I have such a vivid memory for the first time I visited Arecibo. My family took me as a child, about 4 or 5 years old. I was in awe. This facility … was in my backyard! This goal of science was here in Puerto Rico. We were part of the science. I was a part of science. pic.twitter.com/u3zaZOzG6D
– Ed Rivera-Valentín 🇵🇷🏳️🌈 (@PlanetTreky) November 19, 2020
Still others viewed the situation more pragmatically. “I would say that the Arecibo closure is bad for SETI, but not catastrophic,” said Dr. Christopher Conselice, Professor of Extragalactic Astronomy at the University of Manchester, to Engadget. “It’s a very sensitive telescope for searching for signals, but is not the only game in town anymore.”

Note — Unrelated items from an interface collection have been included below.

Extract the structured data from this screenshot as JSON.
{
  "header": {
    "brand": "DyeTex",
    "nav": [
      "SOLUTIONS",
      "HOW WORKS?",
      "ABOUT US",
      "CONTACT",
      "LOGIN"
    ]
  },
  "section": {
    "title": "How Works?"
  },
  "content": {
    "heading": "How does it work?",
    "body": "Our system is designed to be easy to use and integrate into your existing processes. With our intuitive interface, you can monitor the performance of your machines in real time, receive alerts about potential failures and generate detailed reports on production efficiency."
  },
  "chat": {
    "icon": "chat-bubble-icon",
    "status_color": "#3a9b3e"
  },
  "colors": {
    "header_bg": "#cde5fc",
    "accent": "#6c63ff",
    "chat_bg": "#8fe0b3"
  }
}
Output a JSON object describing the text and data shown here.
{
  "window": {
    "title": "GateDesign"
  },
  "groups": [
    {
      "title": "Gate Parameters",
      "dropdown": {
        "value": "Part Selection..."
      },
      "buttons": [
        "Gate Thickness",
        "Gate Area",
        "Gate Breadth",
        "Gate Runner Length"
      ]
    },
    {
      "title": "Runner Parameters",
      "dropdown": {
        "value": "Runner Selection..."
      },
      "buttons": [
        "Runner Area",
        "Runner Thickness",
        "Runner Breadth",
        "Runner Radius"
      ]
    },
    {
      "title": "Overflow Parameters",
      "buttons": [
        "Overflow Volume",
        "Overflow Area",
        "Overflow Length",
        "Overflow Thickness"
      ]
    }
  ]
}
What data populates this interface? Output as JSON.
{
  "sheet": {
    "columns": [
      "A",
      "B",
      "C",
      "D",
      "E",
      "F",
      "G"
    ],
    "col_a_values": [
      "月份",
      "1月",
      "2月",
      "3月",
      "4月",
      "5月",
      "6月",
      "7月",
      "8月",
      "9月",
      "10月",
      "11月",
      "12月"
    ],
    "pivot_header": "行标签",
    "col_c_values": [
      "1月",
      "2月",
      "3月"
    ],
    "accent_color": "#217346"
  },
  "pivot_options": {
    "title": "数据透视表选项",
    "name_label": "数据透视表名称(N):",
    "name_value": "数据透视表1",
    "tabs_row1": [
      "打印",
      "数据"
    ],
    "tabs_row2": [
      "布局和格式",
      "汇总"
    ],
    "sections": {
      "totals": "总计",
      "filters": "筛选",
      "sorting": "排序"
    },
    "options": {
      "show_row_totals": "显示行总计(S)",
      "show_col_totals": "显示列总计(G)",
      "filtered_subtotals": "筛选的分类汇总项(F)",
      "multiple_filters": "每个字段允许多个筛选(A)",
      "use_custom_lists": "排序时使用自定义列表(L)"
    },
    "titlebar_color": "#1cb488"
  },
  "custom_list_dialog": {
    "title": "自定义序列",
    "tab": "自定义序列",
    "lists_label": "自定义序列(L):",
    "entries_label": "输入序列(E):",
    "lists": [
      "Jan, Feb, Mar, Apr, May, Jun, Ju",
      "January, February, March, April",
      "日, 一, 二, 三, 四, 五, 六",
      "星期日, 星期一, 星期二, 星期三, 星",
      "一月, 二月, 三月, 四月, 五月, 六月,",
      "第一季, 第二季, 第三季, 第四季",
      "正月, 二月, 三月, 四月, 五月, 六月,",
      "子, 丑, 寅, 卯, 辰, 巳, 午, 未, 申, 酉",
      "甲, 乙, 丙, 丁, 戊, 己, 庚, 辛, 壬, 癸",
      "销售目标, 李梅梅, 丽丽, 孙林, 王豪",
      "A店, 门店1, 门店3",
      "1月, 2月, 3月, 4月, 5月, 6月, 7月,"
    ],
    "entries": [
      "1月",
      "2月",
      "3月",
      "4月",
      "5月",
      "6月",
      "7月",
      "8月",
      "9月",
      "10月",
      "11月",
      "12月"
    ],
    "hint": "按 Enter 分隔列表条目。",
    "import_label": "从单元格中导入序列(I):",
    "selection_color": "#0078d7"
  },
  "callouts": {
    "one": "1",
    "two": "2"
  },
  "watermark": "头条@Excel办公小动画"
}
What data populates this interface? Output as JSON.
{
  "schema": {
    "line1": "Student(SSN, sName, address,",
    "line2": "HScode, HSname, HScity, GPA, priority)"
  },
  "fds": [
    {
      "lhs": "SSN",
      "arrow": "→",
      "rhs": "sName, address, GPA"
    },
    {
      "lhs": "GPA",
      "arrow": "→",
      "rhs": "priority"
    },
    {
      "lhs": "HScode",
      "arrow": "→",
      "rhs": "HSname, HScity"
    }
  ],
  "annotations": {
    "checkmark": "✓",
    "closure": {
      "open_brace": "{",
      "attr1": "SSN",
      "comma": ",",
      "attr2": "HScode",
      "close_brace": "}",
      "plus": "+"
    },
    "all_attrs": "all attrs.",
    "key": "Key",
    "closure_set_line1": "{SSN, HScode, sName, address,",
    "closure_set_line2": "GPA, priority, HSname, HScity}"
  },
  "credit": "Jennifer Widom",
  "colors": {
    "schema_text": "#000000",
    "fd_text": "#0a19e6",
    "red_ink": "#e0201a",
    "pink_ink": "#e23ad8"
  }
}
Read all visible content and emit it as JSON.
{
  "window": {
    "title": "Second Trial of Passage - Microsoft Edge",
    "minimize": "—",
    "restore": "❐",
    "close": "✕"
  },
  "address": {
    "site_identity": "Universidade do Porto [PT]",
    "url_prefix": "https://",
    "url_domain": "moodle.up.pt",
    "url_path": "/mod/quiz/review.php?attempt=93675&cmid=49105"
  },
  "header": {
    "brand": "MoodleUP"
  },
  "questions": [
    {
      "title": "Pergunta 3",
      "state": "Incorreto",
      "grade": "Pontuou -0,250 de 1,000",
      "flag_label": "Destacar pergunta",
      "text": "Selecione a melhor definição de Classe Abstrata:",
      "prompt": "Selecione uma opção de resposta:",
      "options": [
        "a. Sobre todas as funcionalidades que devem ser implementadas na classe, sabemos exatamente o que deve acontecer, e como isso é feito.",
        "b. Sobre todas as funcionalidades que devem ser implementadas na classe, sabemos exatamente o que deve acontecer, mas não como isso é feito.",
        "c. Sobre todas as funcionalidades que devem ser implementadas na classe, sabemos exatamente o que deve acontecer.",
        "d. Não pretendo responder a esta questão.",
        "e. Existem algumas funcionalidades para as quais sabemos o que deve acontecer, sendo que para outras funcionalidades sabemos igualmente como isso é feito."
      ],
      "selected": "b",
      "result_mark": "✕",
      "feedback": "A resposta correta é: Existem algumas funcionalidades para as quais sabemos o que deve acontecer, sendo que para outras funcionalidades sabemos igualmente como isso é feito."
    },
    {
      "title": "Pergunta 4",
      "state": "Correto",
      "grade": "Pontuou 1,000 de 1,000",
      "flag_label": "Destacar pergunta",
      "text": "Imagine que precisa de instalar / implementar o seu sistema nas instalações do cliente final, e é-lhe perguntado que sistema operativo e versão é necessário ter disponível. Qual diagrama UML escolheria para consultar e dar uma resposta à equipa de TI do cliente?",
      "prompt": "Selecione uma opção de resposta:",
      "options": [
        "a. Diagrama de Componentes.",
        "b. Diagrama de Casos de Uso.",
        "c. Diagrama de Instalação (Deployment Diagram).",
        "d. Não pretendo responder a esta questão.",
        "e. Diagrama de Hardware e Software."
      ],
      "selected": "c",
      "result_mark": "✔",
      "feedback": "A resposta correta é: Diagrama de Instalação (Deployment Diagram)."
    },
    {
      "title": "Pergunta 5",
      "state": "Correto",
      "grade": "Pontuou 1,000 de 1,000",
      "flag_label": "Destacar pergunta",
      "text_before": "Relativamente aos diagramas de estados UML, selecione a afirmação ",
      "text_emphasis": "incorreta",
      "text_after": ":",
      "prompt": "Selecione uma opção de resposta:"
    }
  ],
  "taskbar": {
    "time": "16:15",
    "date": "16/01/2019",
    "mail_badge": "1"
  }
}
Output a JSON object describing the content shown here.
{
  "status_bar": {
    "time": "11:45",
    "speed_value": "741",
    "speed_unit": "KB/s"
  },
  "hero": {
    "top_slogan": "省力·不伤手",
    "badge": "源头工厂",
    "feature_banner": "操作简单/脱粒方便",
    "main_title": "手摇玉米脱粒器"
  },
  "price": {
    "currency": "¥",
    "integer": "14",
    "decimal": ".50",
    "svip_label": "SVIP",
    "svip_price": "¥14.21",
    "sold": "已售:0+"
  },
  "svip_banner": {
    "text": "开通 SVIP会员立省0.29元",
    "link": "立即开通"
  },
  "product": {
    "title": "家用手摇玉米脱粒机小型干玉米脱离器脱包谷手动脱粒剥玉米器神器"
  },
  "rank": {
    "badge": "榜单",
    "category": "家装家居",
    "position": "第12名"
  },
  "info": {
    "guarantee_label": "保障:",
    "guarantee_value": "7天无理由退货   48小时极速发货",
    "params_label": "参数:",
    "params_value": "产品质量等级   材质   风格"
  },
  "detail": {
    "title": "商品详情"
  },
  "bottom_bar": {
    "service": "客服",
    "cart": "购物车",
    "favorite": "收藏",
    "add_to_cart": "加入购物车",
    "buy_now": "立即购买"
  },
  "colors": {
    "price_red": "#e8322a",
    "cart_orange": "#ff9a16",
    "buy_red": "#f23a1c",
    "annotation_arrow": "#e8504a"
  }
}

“For example, $ 100 million. The breakthrough project is other telescopes, including Jodrell Bank in the UK and the Allen array, but does not use Arecibo, ”he continued. “But since we do not know how or where a SETI signal is displayed, the loss of Arecibo could potentially mean we miss a detection.”
While it ceases to operate, the plant will not be demolished. Instead, only the 305 meter high telescope comes down and the process has already started. NSF also uses a fleet of HD camera drones to conduct photographic surveys of the area. There is still no timetable for when the shutdown should be completed.
“For nearly six decades, the Arecibo Observatory has served as a beacon for cutting-edge science and what a partnership with a community can look like,” NSF Director Sethuraman Panchanathan said in a statement Thursday. “While this is a profound change, we will be looking for ways to help the scientific community and maintain a strong relationship with the people of Puerto Rico.”